We relied on the National Cancer Institute Surveillance, Epidemiology and End Results database. A multivariable logistic regression analysis was fitted to predict 30-day mortality. A nomogram was built based on the coefficients of the logit function. Internal validation was carried out using the leave-one-out cross-validation. Calibration was graphically investigated.
A total of 102 146 patients who underwent partial nephrectomy (n = 36 425; 35.7%) or radical nephrectomy (n = 65 721; 64.3%) between 2005 and 2015 were included in the analysis. The median age at diagnosis was 62 years. A total of 11 921 (11.7%) patients were African American. The clinical stage was T1-T2 in 79 452 (77.8%), T3 in 16 141 (15.8%) and T4/T1-4-M1 in 6553 (6.4%) patients. Overall, 497 deaths occurred during the initial 30 days after nephrectomy (0.49% 30-day mortality rate). Stratified by type of surgery, the 30-day mortality rate was 0.16% for partial nephrectomy and 0.67% for radical nephrectomy. At univariate analyses, age, tumor size, stage and surgical procedure emerged as predictors of 30-day mortality (all P < 0.001). All of these covariates were included in the multivariable logistic regression model. The area under the curve after leave-one-out cross-validation was 0.808 (95% confidence interval 0.788-0.828), and the model showed good calibration in the range of predicted probability <10%.

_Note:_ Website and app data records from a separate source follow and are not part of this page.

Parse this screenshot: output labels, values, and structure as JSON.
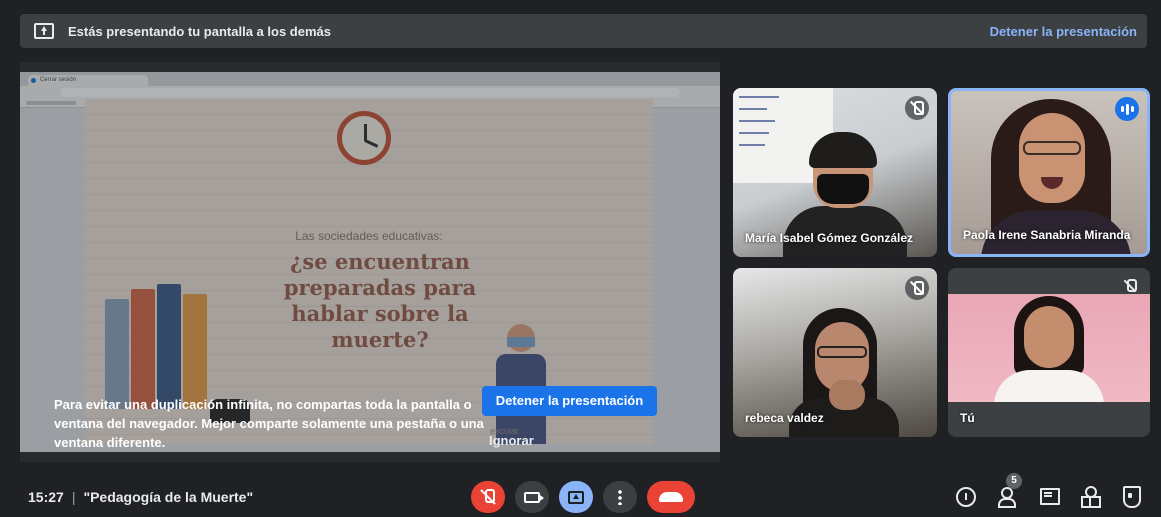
{
  "banner": {
    "message": "Estás presentando tu pantalla a los demás",
    "stop_link": "Detener la presentación"
  },
  "shared_screen": {
    "browser_tab": "Cerrar sesión",
    "slide": {
      "subtitle": "Las sociedades educativas:",
      "headline": "¿se encuentran preparadas para hablar sobre la muerte?",
      "footer_fragment": "escolar"
    },
    "warning": "Para evitar una duplicación infinita, no compartas toda la pantalla o ventana del navegador. Mejor comparte solamente una pestaña o una ventana diferente.",
    "stop_button": "Detener la presentación",
    "ignore_button": "Ignorar"
  },
  "participants": [
    {
      "name": "María Isabel Gómez González",
      "muted": true
    },
    {
      "name": "Paola Irene Sanabria Miranda",
      "muted": false,
      "speaking": true
    },
    {
      "name": "rebeca valdez",
      "muted": true
    },
    {
      "name": "Tú",
      "muted": true
    }
  ],
  "bottom_bar": {
    "time": "15:27",
    "separator": "|",
    "meeting_title": "\"Pedagogía de la Muerte\"",
    "people_count": "5",
    "icons": [
      "mic-off-icon",
      "camera-icon",
      "present-screen-icon",
      "more-options-icon",
      "end-call-icon",
      "info-icon",
      "people-icon",
      "chat-icon",
      "activities-icon",
      "host-controls-icon"
    ]
  },
  "colors": {
    "background": "#202124",
    "banner": "#3c4043",
    "accent_blue": "#8ab4f8",
    "primary_button": "#1a73e8",
    "danger_red": "#ea4335"
  }
}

Contemporary rates of 30-day mortality in patients undergoing radical or partial nephrectomy are very low. Age and tumor stage are key determinants of 30-day mortality. We present a predictive model that provides individual probabilities of 30-day mortality after nephrectomy, and it can be used for patient counseling prior surgery.

© 2020 The Japanese Urological Association.